Source records:
━━━━━━━━

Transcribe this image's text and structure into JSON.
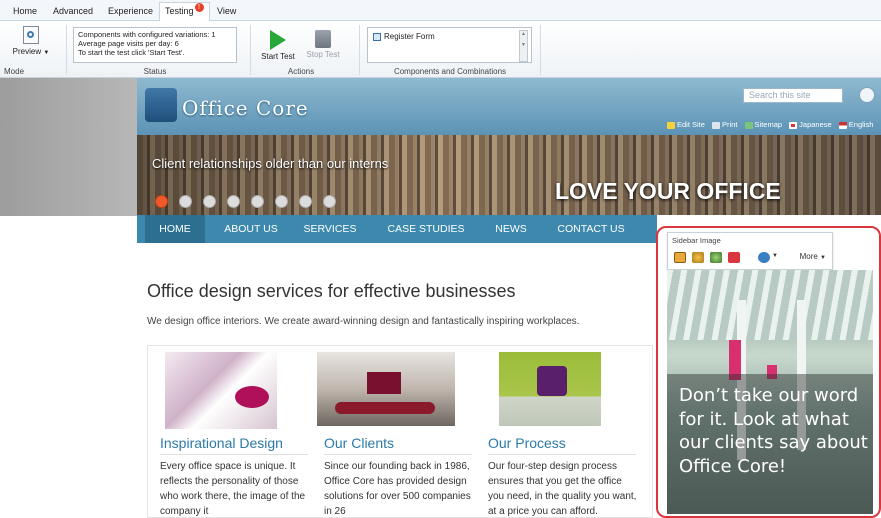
{
  "ribbon": {
    "tabs": [
      "Home",
      "Advanced",
      "Experience",
      "Testing",
      "View"
    ],
    "testing_badge": "!",
    "preview_label": "Preview",
    "mode_label": "Mode",
    "status_lines": [
      "Components with configured variations: 1",
      "Average page visits per day: 6",
      "To start the test click 'Start Test'."
    ],
    "status_label": "Status",
    "start_test": "Start Test",
    "stop_test": "Stop Test",
    "actions_label": "Actions",
    "component_item": "Register Form",
    "components_label": "Components and Combinations"
  },
  "site": {
    "logo": "Office Core",
    "search_placeholder": "Search this site",
    "top_links": [
      "Edit Site",
      "Print",
      "Sitemap",
      "Japanese",
      "English"
    ],
    "tagline": "Client relationships older than our interns",
    "banner_text": "LOVE YOUR OFFICE",
    "nav": [
      "HOME",
      "ABOUT US",
      "SERVICES",
      "CASE STUDIES",
      "NEWS",
      "CONTACT US"
    ],
    "heading": "Office design services for effective businesses",
    "intro": "We design office interiors. We create award-winning design and fantastically inspiring workplaces.",
    "cards": [
      {
        "title": "Inspirational Design",
        "body": "Every office space is unique. It reflects the personality of those who work there, the image of the company it"
      },
      {
        "title": "Our Clients",
        "body": "Since our founding back in 1986, Office Core has provided design solutions for over 500 companies in 26"
      },
      {
        "title": "Our Process",
        "body": "Our four-step design process ensures that you get the office you need, in the quality you want, at a price you can afford."
      }
    ]
  },
  "sidebar": {
    "toolbar_label": "Sidebar Image",
    "more": "More",
    "quote": "Don’t take our word for it. Look at what our clients say about Office Core!"
  },
  "colors": {
    "nav": "#3d89ad",
    "accent": "#2c7aa8",
    "highlight_border": "#d9363e"
  }
}
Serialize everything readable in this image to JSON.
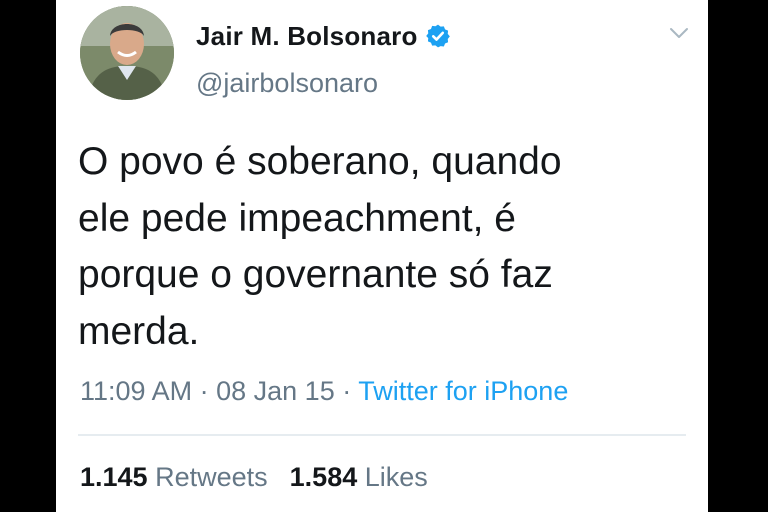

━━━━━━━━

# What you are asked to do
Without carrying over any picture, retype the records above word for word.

# Solved problem
Transcribe this image's text and structure into JSON.
{
  "ribbon": {
    "tabs": [
      "Home",
      "Advanced",
      "Experience",
      "Testing",
      "View"
    ],
    "testing_badge": "!",
    "preview_label": "Preview",
    "mode_label": "Mode",
    "status_lines": [
      "Components with configured variations: 1",
      "Average page visits per day: 6",
      "To start the test click 'Start Test'."
    ],
    "status_label": "Status",
    "start_test": "Start Test",
    "stop_test": "Stop Test",
    "actions_label": "Actions",
    "component_item": "Register Form",
    "components_label": "Components and Combinations"
  },
  "site": {
    "logo": "Office Core",
    "search_placeholder": "Search this site",
    "top_links": [
      "Edit Site",
      "Print",
      "Sitemap",
      "Japanese",
      "English"
    ],
    "tagline": "Client relationships older than our interns",
    "banner_text": "LOVE YOUR OFFICE",
    "nav": [
      "HOME",
      "ABOUT US",
      "SERVICES",
      "CASE STUDIES",
      "NEWS",
      "CONTACT US"
    ],
    "heading": "Office design services for effective businesses",
    "intro": "We design office interiors. We create award-winning design and fantastically inspiring workplaces.",
    "cards": [
      {
        "title": "Inspirational Design",
        "body": "Every office space is unique. It reflects the personality of those who work there, the image of the company it"
      },
      {
        "title": "Our Clients",
        "body": "Since our founding back in 1986, Office Core has provided design solutions for over 500 companies in 26"
      },
      {
        "title": "Our Process",
        "body": "Our four-step design process ensures that you get the office you need, in the quality you want, at a price you can afford."
      }
    ]
  },
  "sidebar": {
    "toolbar_label": "Sidebar Image",
    "more": "More",
    "quote": "Don’t take our word for it. Look at what our clients say about Office Core!"
  },
  "colors": {
    "nav": "#3d89ad",
    "accent": "#2c7aa8",
    "highlight_border": "#d9363e"
  }
}
Serialize everything readable in this image to JSON.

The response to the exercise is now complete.